-------- ENTRIES PROVIDED

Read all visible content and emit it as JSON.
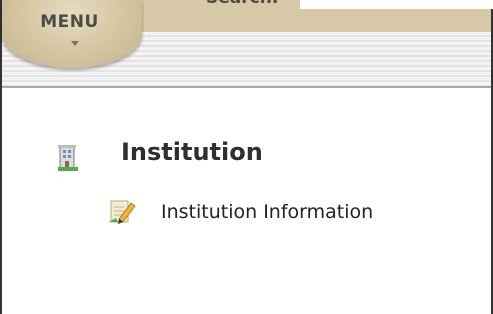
{
  "header": {
    "menu_label": "MENU",
    "search_label": "Search:",
    "search_value": ""
  },
  "section": {
    "title": "Institution",
    "icon": "building-icon",
    "items": [
      {
        "label": "Institution Information",
        "icon": "edit-document-icon"
      }
    ]
  }
}
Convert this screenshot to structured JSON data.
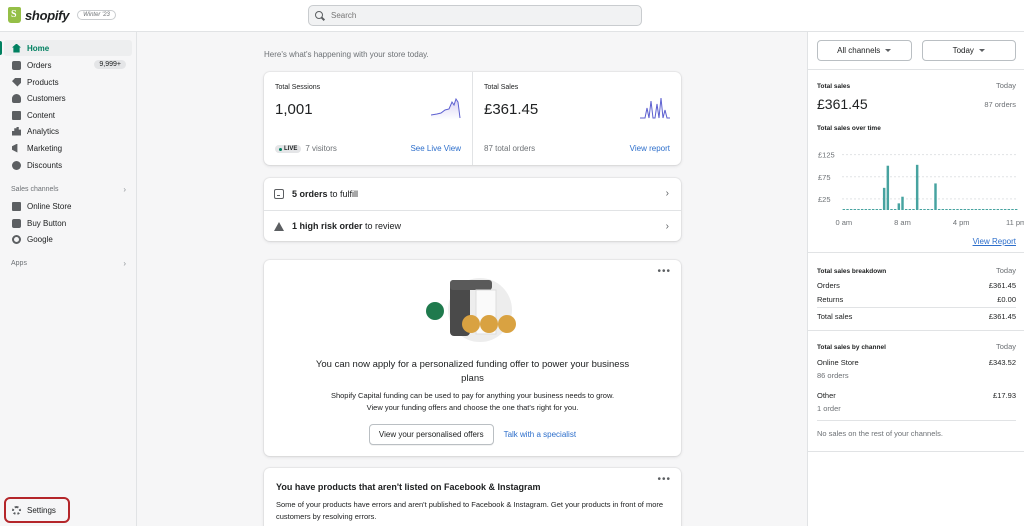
{
  "topbar": {
    "brand": "shopify",
    "edition_badge": "Winter '23",
    "search_placeholder": "Search"
  },
  "sidebar": {
    "items": [
      {
        "label": "Home",
        "icon": "home-icon"
      },
      {
        "label": "Orders",
        "icon": "orders-icon",
        "badge": "9,999+"
      },
      {
        "label": "Products",
        "icon": "tag-icon"
      },
      {
        "label": "Customers",
        "icon": "person-icon"
      },
      {
        "label": "Content",
        "icon": "content-icon"
      },
      {
        "label": "Analytics",
        "icon": "bar-chart-icon"
      },
      {
        "label": "Marketing",
        "icon": "megaphone-icon"
      },
      {
        "label": "Discounts",
        "icon": "discount-icon"
      }
    ],
    "sales_channels_heading": "Sales channels",
    "channels": [
      {
        "label": "Online Store",
        "icon": "store-icon"
      },
      {
        "label": "Buy Button",
        "icon": "buy-button-icon"
      },
      {
        "label": "Google",
        "icon": "google-icon"
      }
    ],
    "apps_heading": "Apps",
    "settings_label": "Settings"
  },
  "main": {
    "intro": "Here's what's happening with your store today.",
    "sessions": {
      "label": "Total Sessions",
      "value": "1,001",
      "live_badge": "LIVE",
      "visitors": "7 visitors",
      "link": "See Live View"
    },
    "sales": {
      "label": "Total Sales",
      "value": "£361.45",
      "orders": "87 total orders",
      "link": "View report"
    },
    "todos": [
      {
        "bold": "5 orders",
        "rest": " to fulfill"
      },
      {
        "bold": "1 high risk order",
        "rest": " to review"
      }
    ],
    "promo": {
      "title": "You can now apply for a personalized funding offer to power your business plans",
      "body": "Shopify Capital funding can be used to pay for anything your business needs to grow. View your funding offers and choose the one that's right for you.",
      "primary_button": "View your personalised offers",
      "secondary_link": "Talk with a specialist"
    },
    "facebook": {
      "title": "You have products that aren't listed on Facebook & Instagram",
      "body": "Some of your products have errors and aren't published to Facebook & Instagram. Get your products in front of more customers by resolving errors."
    }
  },
  "right_panel": {
    "channel_filter": "All channels",
    "date_filter": "Today",
    "total_sales": {
      "heading": "Total sales",
      "period": "Today",
      "value": "£361.45",
      "orders": "87 orders"
    },
    "chart_title": "Total sales over time",
    "chart_link": "View Report",
    "breakdown": {
      "heading": "Total sales breakdown",
      "period": "Today",
      "rows": [
        {
          "label": "Orders",
          "value": "£361.45"
        },
        {
          "label": "Returns",
          "value": "£0.00"
        },
        {
          "label": "Total sales",
          "value": "£361.45"
        }
      ]
    },
    "by_channel": {
      "heading": "Total sales by channel",
      "period": "Today",
      "channels": [
        {
          "name": "Online Store",
          "orders": "86 orders",
          "value": "£343.52"
        },
        {
          "name": "Other",
          "orders": "1 order",
          "value": "£17.93"
        }
      ],
      "note": "No sales on the rest of your channels."
    }
  },
  "chart_data": {
    "type": "bar",
    "title": "Total sales over time",
    "x_tick_labels": [
      "0 am",
      "8 am",
      "4 pm",
      "11 pm"
    ],
    "y_tick_labels": [
      "£125",
      "£75",
      "£25"
    ],
    "ylim": [
      0,
      140
    ],
    "color": "#47a3a0",
    "values": [
      0,
      0,
      0,
      0,
      0,
      0,
      0,
      0,
      0,
      0,
      0,
      50,
      100,
      0,
      0,
      15,
      30,
      0,
      0,
      0,
      102,
      0,
      0,
      0,
      0,
      60,
      0,
      0,
      0,
      0,
      0,
      0,
      0,
      0,
      0,
      0,
      0,
      0,
      0,
      0,
      0,
      0,
      0,
      0,
      0,
      0,
      0,
      0
    ]
  },
  "colors": {
    "accent": "#008060",
    "link": "#2c6ecb",
    "settings_highlight": "#b4262a"
  }
}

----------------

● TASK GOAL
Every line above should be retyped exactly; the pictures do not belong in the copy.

● RESPONSE AREA
Read all visible content and emit it as JSON.
{
  "header": {
    "menu_label": "MENU",
    "search_label": "Search:",
    "search_value": ""
  },
  "section": {
    "title": "Institution",
    "icon": "building-icon",
    "items": [
      {
        "label": "Institution Information",
        "icon": "edit-document-icon"
      }
    ]
  }
}
Convert this screenshot to structured JSON data.
{
  "topbar": {
    "brand": "shopify",
    "edition_badge": "Winter '23",
    "search_placeholder": "Search"
  },
  "sidebar": {
    "items": [
      {
        "label": "Home",
        "icon": "home-icon"
      },
      {
        "label": "Orders",
        "icon": "orders-icon",
        "badge": "9,999+"
      },
      {
        "label": "Products",
        "icon": "tag-icon"
      },
      {
        "label": "Customers",
        "icon": "person-icon"
      },
      {
        "label": "Content",
        "icon": "content-icon"
      },
      {
        "label": "Analytics",
        "icon": "bar-chart-icon"
      },
      {
        "label": "Marketing",
        "icon": "megaphone-icon"
      },
      {
        "label": "Discounts",
        "icon": "discount-icon"
      }
    ],
    "sales_channels_heading": "Sales channels",
    "channels": [
      {
        "label": "Online Store",
        "icon": "store-icon"
      },
      {
        "label": "Buy Button",
        "icon": "buy-button-icon"
      },
      {
        "label": "Google",
        "icon": "google-icon"
      }
    ],
    "apps_heading": "Apps",
    "settings_label": "Settings"
  },
  "main": {
    "intro": "Here's what's happening with your store today.",
    "sessions": {
      "label": "Total Sessions",
      "value": "1,001",
      "live_badge": "LIVE",
      "visitors": "7 visitors",
      "link": "See Live View"
    },
    "sales": {
      "label": "Total Sales",
      "value": "£361.45",
      "orders": "87 total orders",
      "link": "View report"
    },
    "todos": [
      {
        "bold": "5 orders",
        "rest": " to fulfill"
      },
      {
        "bold": "1 high risk order",
        "rest": " to review"
      }
    ],
    "promo": {
      "title": "You can now apply for a personalized funding offer to power your business plans",
      "body": "Shopify Capital funding can be used to pay for anything your business needs to grow. View your funding offers and choose the one that's right for you.",
      "primary_button": "View your personalised offers",
      "secondary_link": "Talk with a specialist"
    },
    "facebook": {
      "title": "You have products that aren't listed on Facebook & Instagram",
      "body": "Some of your products have errors and aren't published to Facebook & Instagram. Get your products in front of more customers by resolving errors."
    }
  },
  "right_panel": {
    "channel_filter": "All channels",
    "date_filter": "Today",
    "total_sales": {
      "heading": "Total sales",
      "period": "Today",
      "value": "£361.45",
      "orders": "87 orders"
    },
    "chart_title": "Total sales over time",
    "chart_link": "View Report",
    "breakdown": {
      "heading": "Total sales breakdown",
      "period": "Today",
      "rows": [
        {
          "label": "Orders",
          "value": "£361.45"
        },
        {
          "label": "Returns",
          "value": "£0.00"
        },
        {
          "label": "Total sales",
          "value": "£361.45"
        }
      ]
    },
    "by_channel": {
      "heading": "Total sales by channel",
      "period": "Today",
      "channels": [
        {
          "name": "Online Store",
          "orders": "86 orders",
          "value": "£343.52"
        },
        {
          "name": "Other",
          "orders": "1 order",
          "value": "£17.93"
        }
      ],
      "note": "No sales on the rest of your channels."
    }
  },
  "chart_data": {
    "type": "bar",
    "title": "Total sales over time",
    "x_tick_labels": [
      "0 am",
      "8 am",
      "4 pm",
      "11 pm"
    ],
    "y_tick_labels": [
      "£125",
      "£75",
      "£25"
    ],
    "ylim": [
      0,
      140
    ],
    "color": "#47a3a0",
    "values": [
      0,
      0,
      0,
      0,
      0,
      0,
      0,
      0,
      0,
      0,
      0,
      50,
      100,
      0,
      0,
      15,
      30,
      0,
      0,
      0,
      102,
      0,
      0,
      0,
      0,
      60,
      0,
      0,
      0,
      0,
      0,
      0,
      0,
      0,
      0,
      0,
      0,
      0,
      0,
      0,
      0,
      0,
      0,
      0,
      0,
      0,
      0,
      0
    ]
  },
  "colors": {
    "accent": "#008060",
    "link": "#2c6ecb",
    "settings_highlight": "#b4262a"
  }
}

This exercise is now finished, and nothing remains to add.